Atlas Monitor | 1 March 2015
ISIS is the direct consequence of Western foreign policy and meddling in the region. However, I would take it a step further and emphasize the covert support Western powers have given radical groups such as ISIS.
This news article from FARS News Agency (Iran); Iraqi Army Downs 2 UK Planes Carrying Weapons for ISIL, I think ought to be investigated by those opposed to NZ’s deployment to Iraq.
It quotes Iraqi government officials who are adamant that the US-UK led coalition, created ostensibly to combat ISIS, are in fact giving ISIS material support. I have read similar articles.
Although it might seem unlikely or counterintuitive for the US and UK to give ISIS support, the historical record demonstrates that Western regimes have used radical groups to pursue hidden geopolitical agendas.
This has been a policy that goes all the way back to WWI and the Arab Revolt that saw the fall of the Ottoman Empire and the carving up of the Middle-East by Western powers. This policy was perfected, under the Brzezinski-Carter doctrine, during the war in Afghanistan in the 1970-80s; it was evident during the war in Yugoslavia with Western support for Bosnian-Muslim militants and the KLA.

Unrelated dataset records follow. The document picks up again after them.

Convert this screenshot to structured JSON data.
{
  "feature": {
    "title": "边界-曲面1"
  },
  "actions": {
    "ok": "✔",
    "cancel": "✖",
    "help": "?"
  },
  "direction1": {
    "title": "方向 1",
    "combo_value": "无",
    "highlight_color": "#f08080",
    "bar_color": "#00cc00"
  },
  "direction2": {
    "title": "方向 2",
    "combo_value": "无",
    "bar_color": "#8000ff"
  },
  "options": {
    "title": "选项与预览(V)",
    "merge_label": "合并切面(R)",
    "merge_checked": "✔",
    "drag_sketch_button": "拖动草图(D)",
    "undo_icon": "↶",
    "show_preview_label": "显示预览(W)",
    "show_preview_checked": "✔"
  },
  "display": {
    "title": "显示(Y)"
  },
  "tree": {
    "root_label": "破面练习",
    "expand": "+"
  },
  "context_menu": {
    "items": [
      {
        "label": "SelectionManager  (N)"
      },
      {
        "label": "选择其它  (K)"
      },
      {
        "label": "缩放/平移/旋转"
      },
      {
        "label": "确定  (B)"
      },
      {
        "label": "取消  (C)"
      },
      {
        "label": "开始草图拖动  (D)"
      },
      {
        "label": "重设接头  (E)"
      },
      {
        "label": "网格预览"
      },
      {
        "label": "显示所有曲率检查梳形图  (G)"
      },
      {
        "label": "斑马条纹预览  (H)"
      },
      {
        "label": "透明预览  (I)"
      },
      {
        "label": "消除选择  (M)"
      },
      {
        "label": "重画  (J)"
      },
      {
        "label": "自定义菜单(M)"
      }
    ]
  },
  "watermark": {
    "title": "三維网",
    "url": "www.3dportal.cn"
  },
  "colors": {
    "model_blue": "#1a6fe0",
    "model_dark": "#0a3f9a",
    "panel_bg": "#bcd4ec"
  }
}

More recently the CIA has been training anti-Assad fighters at military bases in Jordan and Turkey who have joined ISIS. The so-called ‘Free Syrian Army’ is essentially a façade that provides plausible deniability and limited accountability for a covert rat-line that funnels support to ISIS and associated groups.
The anti-ISIS coalition does not seek to destroy ISIS but rather to exploit it.
Here is a sample of the US foreign policy establishment’s attitude towards radical-insurgent groups such as al-Qaeda-ISIS. Ed Husain, Adjunct Senior Fellow for the Middle Eastern Studies at the US Council on Foreign Relations (CFR) writes:
The Syrian rebels would be immeasurably weaker today without al-Qaeda in their ranks. By and large, Free Syrian Army (FSA) battalions are tired, divided, chaotic, and ineffective. Feeling abandoned by the West, rebel forces are increasingly demoralized as they square off with the Assad regime’s superior weaponry and professional army. Al-Qaeda fighters, however, may help improve morale. The influx of jihadis brings discipline, religious fervor, battle experience from Iraq, funding from Sunni sympathizers in the Gulf, and most importantly, deadly results. In short, the FSA needs al-Qaeda now.
So the rebels aren’t secular Jeffersonians. As far as America is concerned, it doesn’t much matter.
I think that questioning the real motives and agenda behind the intervention to combat ISIS, which is to effectively give covert support to ISIS in the overthrow of the Assad regime, will ultimately undermine the argument for deployment.